WORK TASK: In the listing below, find each line holding "category" and copy it.

SUPPLIED MATERIAL:
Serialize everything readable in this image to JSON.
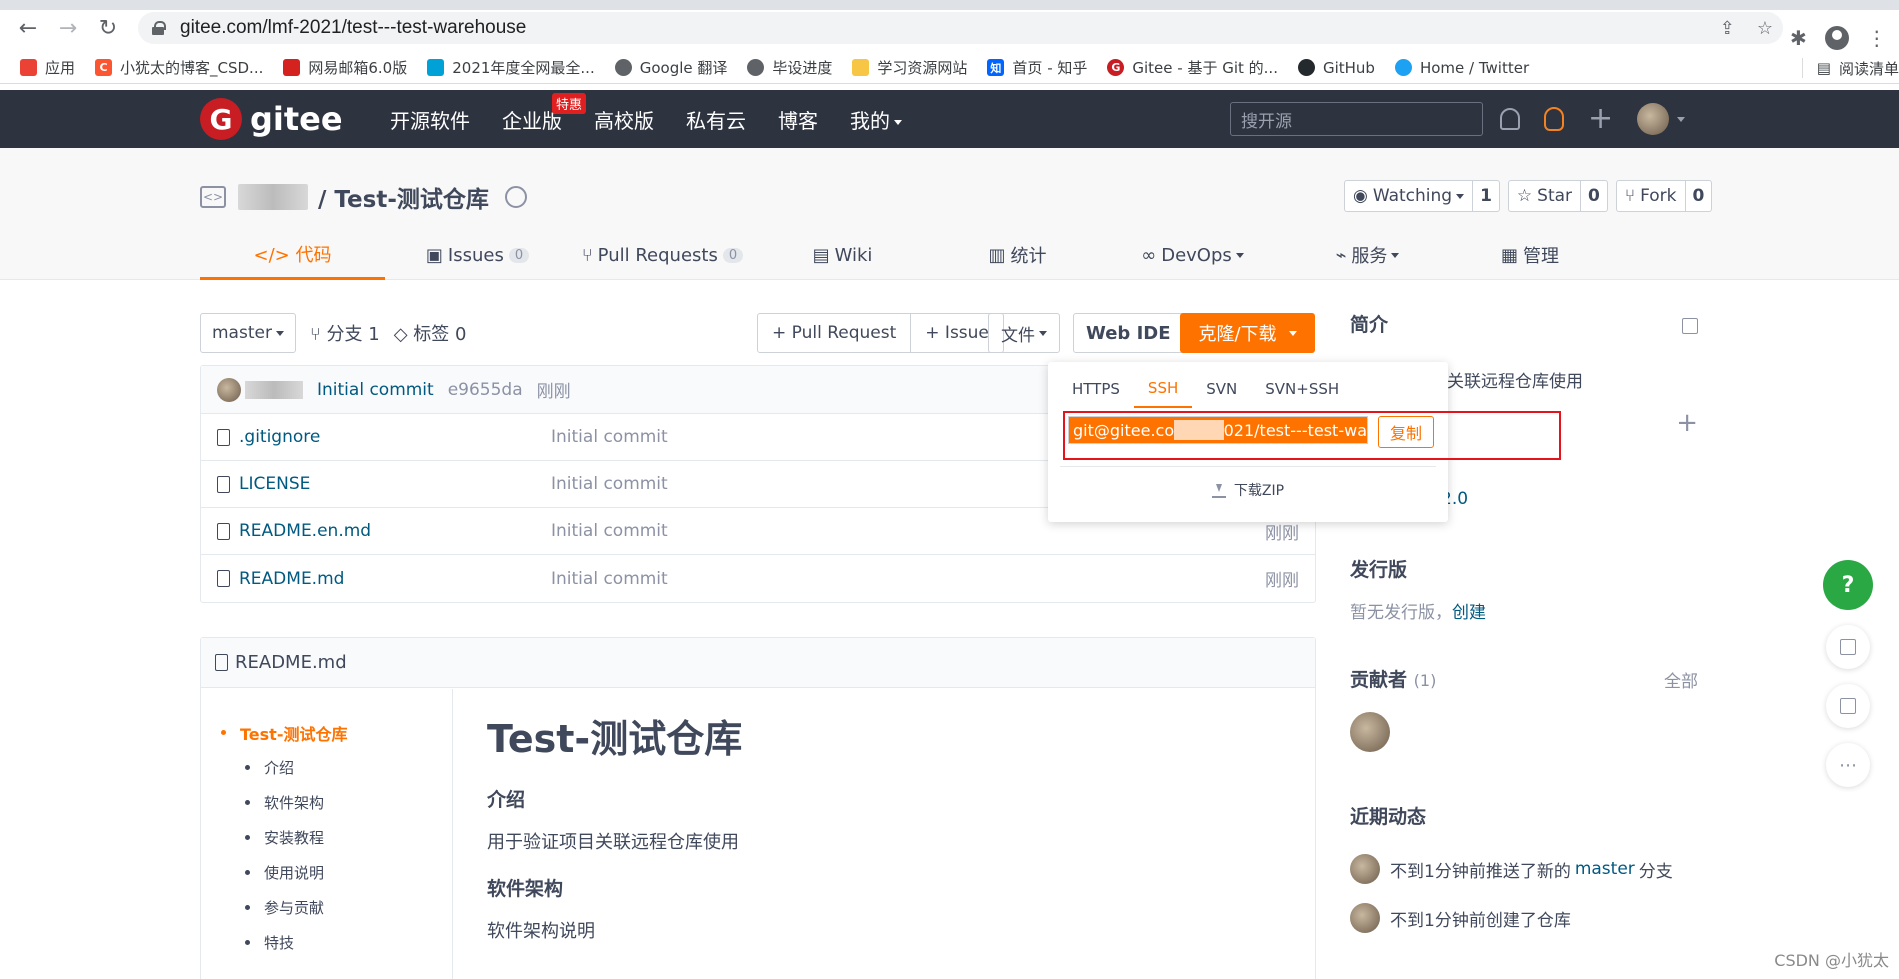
{
  "browser": {
    "url": "gitee.com/lmf-2021/test---test-warehouse",
    "bookmarks": [
      {
        "label": "应用",
        "color": "#ea4335"
      },
      {
        "label": "小犹太的博客_CSD...",
        "color": "#fc5531"
      },
      {
        "label": "网易邮箱6.0版",
        "color": "#d4231e"
      },
      {
        "label": "2021年度全网最全...",
        "color": "#00a1d6"
      },
      {
        "label": "Google 翻译",
        "color": "#5f6368"
      },
      {
        "label": "毕设进度",
        "color": "#5f6368"
      },
      {
        "label": "学习资源网站",
        "color": "#f6c644"
      },
      {
        "label": "首页 - 知乎",
        "color": "#0066ff"
      },
      {
        "label": "Gitee - 基于 Git 的...",
        "color": "#c71d23"
      },
      {
        "label": "GitHub",
        "color": "#24292e"
      },
      {
        "label": "Home / Twitter",
        "color": "#1da1f2"
      }
    ],
    "reading_list": "阅读清单"
  },
  "header": {
    "logo_letter": "G",
    "logo_text": "gitee",
    "nav": [
      "开源软件",
      "企业版",
      "高校版",
      "私有云",
      "博客",
      "我的"
    ],
    "enterprise_badge": "特惠",
    "search_placeholder": "搜开源"
  },
  "repo": {
    "code_icon": "<>",
    "title": "/ Test-测试仓库",
    "watch_label": "Watching",
    "watch_count": "1",
    "star_label": "Star",
    "star_count": "0",
    "fork_label": "Fork",
    "fork_count": "0",
    "tabs": [
      {
        "label": "</> 代码",
        "count": ""
      },
      {
        "label": "Issues",
        "count": "0"
      },
      {
        "label": "Pull Requests",
        "count": "0"
      },
      {
        "label": "Wiki",
        "count": ""
      },
      {
        "label": "统计",
        "count": ""
      },
      {
        "label": "DevOps",
        "count": ""
      },
      {
        "label": "服务",
        "count": ""
      },
      {
        "label": "管理",
        "count": ""
      }
    ]
  },
  "toolbar": {
    "branch": "master",
    "branches": "分支 1",
    "tags": "标签 0",
    "pull_request": "+ Pull Request",
    "issue": "+ Issue",
    "file": "文件",
    "web_ide": "Web IDE",
    "clone": "克隆/下载"
  },
  "commit": {
    "message": "Initial commit",
    "sha": "e9655da",
    "time": "刚刚"
  },
  "files": [
    {
      "name": ".gitignore",
      "message": "Initial commit",
      "time": ""
    },
    {
      "name": "LICENSE",
      "message": "Initial commit",
      "time": ""
    },
    {
      "name": "README.en.md",
      "message": "Initial commit",
      "time": "刚刚"
    },
    {
      "name": "README.md",
      "message": "Initial commit",
      "time": "刚刚"
    }
  ],
  "clone_popup": {
    "tabs": [
      "HTTPS",
      "SSH",
      "SVN",
      "SVN+SSH"
    ],
    "active_tab": "SSH",
    "url_start": "git@gitee.co",
    "url_end": "021/test---test-wa",
    "copy": "复制",
    "download_zip": "下载ZIP"
  },
  "readme": {
    "file": "README.md",
    "toc": [
      "Test-测试仓库",
      "介绍",
      "软件架构",
      "安装教程",
      "使用说明",
      "参与贡献",
      "特技"
    ],
    "h1": "Test-测试仓库",
    "intro_title": "介绍",
    "intro_text": "用于验证项目关联远程仓库使用",
    "arch_title": "软件架构",
    "arch_text": "软件架构说明"
  },
  "sidebar": {
    "intro_title": "简介",
    "intro_desc": "目关联远程仓库使用",
    "license_partial": "2.0",
    "release_title": "发行版",
    "release_desc": "暂无发行版，",
    "release_create": "创建",
    "contrib_title": "贡献者",
    "contrib_count": "(1)",
    "contrib_all": "全部",
    "activity_title": "近期动态",
    "activity_1_pre": "不到1分钟前推送了新的",
    "activity_1_link": "master",
    "activity_1_post": "分支",
    "activity_2": "不到1分钟前创建了仓库"
  },
  "help_label": "?",
  "watermark": "CSDN @小犹太"
}
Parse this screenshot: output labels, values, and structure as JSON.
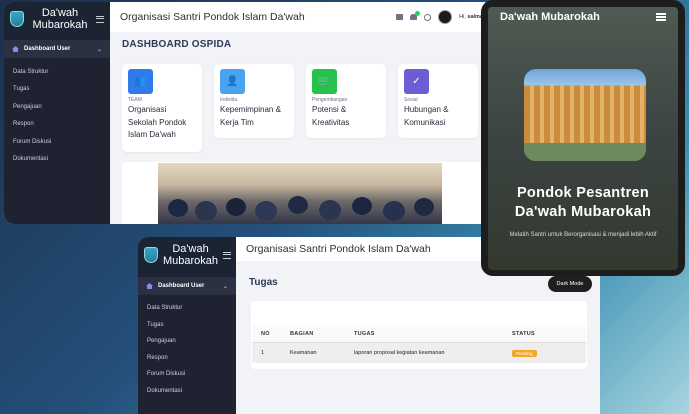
{
  "dashboard": {
    "brand": "Da'wah Mubarokah",
    "sidebar": {
      "active": "Dashboard User",
      "items": [
        "Data Struktur",
        "Tugas",
        "Pengajuan",
        "Respon",
        "Forum Diskusi",
        "Dokumentasi"
      ]
    },
    "header_title": "Organisasi Santri Pondok Islam Da'wah",
    "greeting_prefix": "Hi,",
    "user_name": "salma",
    "page_title": "DASHBOARD OSPIDA",
    "cards": [
      {
        "category": "TEAM",
        "title": "Organisasi Sekolah Pondok Islam Da'wah",
        "color": "#2f7be9",
        "icon": "team-icon"
      },
      {
        "category": "Individu",
        "title": "Kepemimpinan & Kerja Tim",
        "color": "#4aa3ee",
        "icon": "leader-icon"
      },
      {
        "category": "Pengembangan",
        "title": "Potensi & Kreativitas",
        "color": "#27c24c",
        "icon": "cart-icon"
      },
      {
        "category": "Sosial",
        "title": "Hubungan & Komunikasi",
        "color": "#6c5dd3",
        "icon": "check-circle-icon"
      }
    ]
  },
  "tugas_window": {
    "brand": "Da'wah Mubarokah",
    "header_title": "Organisasi Santri Pondok Islam Da'wah",
    "page_title": "Tugas",
    "dark_mode_label": "Dark Mode",
    "table": {
      "headers": [
        "NO",
        "BAGIAN",
        "TUGAS",
        "STATUS"
      ],
      "rows": [
        {
          "no": "1",
          "bagian": "Keamanan",
          "tugas": "laporan proposal kegiatan keamanan",
          "status": "Pending"
        }
      ]
    }
  },
  "mobile": {
    "brand": "Da'wah Mubarokah",
    "hero_title": "Pondok Pesantren Da'wah Mubarokah",
    "hero_subtitle": "Melatih Santri untuk Berorganisasi & menjadi lebih Aktif"
  }
}
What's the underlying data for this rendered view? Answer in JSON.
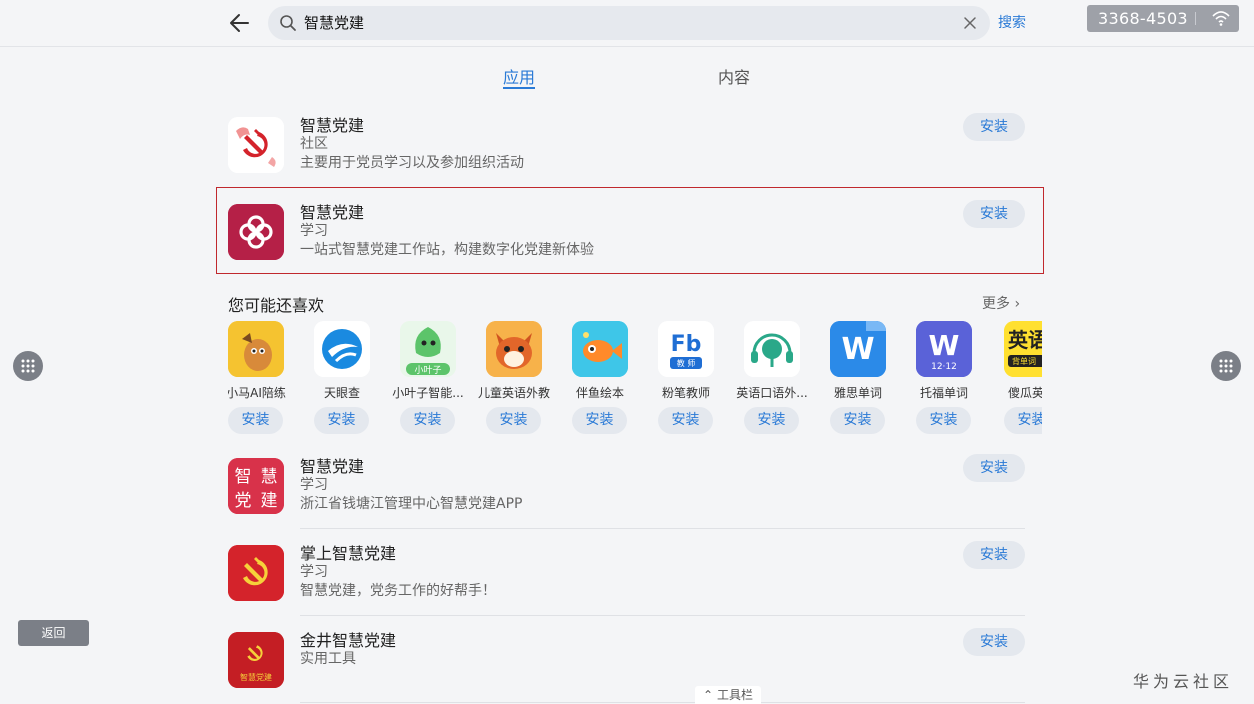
{
  "search": {
    "query": "智慧党建",
    "button": "搜索"
  },
  "status": {
    "number": "3368-4503"
  },
  "tabs": [
    {
      "label": "应用"
    },
    {
      "label": "内容"
    }
  ],
  "results": [
    {
      "name": "智慧党建",
      "category": "社区",
      "desc": "主要用于党员学习以及参加组织活动",
      "install": "安装"
    },
    {
      "name": "智慧党建",
      "category": "学习",
      "desc": "一站式智慧党建工作站，构建数字化党建新体验",
      "install": "安装"
    }
  ],
  "recommend": {
    "title": "您可能还喜欢",
    "more": "更多",
    "items": [
      {
        "name": "小马AI陪练",
        "install": "安装"
      },
      {
        "name": "天眼查",
        "install": "安装"
      },
      {
        "name": "小叶子智能...",
        "install": "安装"
      },
      {
        "name": "儿童英语外教",
        "install": "安装"
      },
      {
        "name": "伴鱼绘本",
        "install": "安装"
      },
      {
        "name": "粉笔教师",
        "install": "安装"
      },
      {
        "name": "英语口语外...",
        "install": "安装"
      },
      {
        "name": "雅思单词",
        "install": "安装"
      },
      {
        "name": "托福单词",
        "install": "安装"
      },
      {
        "name": "傻瓜英语",
        "install": "安装"
      }
    ]
  },
  "results2": [
    {
      "name": "智慧党建",
      "category": "学习",
      "desc": "浙江省钱塘江管理中心智慧党建APP",
      "install": "安装"
    },
    {
      "name": "掌上智慧党建",
      "category": "学习",
      "desc": "智慧党建，党务工作的好帮手！",
      "install": "安装"
    },
    {
      "name": "金井智慧党建",
      "category": "实用工具",
      "desc": "",
      "install": "安装"
    }
  ],
  "icon_text": {
    "zhihui_grid": [
      "智",
      "慧",
      "党",
      "建"
    ],
    "xiaoyezi": "小叶子",
    "fenbi_letters": "Fb",
    "fenbi_sub": "教 师",
    "w_letter": "W",
    "tuofu_sub": "12·12",
    "shagua": "英语",
    "shagua_sub": "背单词",
    "jinjing_sub": "智慧党建"
  },
  "side": {
    "return": "返回",
    "toolbar": "工具栏"
  },
  "watermark": "华为云社区",
  "colors": {
    "accent": "#2a7ad6",
    "highlight": "#c0282d"
  }
}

RESPONSE AREA:
        "category": "TEAM",
        "category": "Individu",
        "category": "Pengembangan",
        "category": "Sosial",
      "category": "社区",
      "category": "学习",
      "category": "学习",
      "category": "学习",
      "category": "实用工具",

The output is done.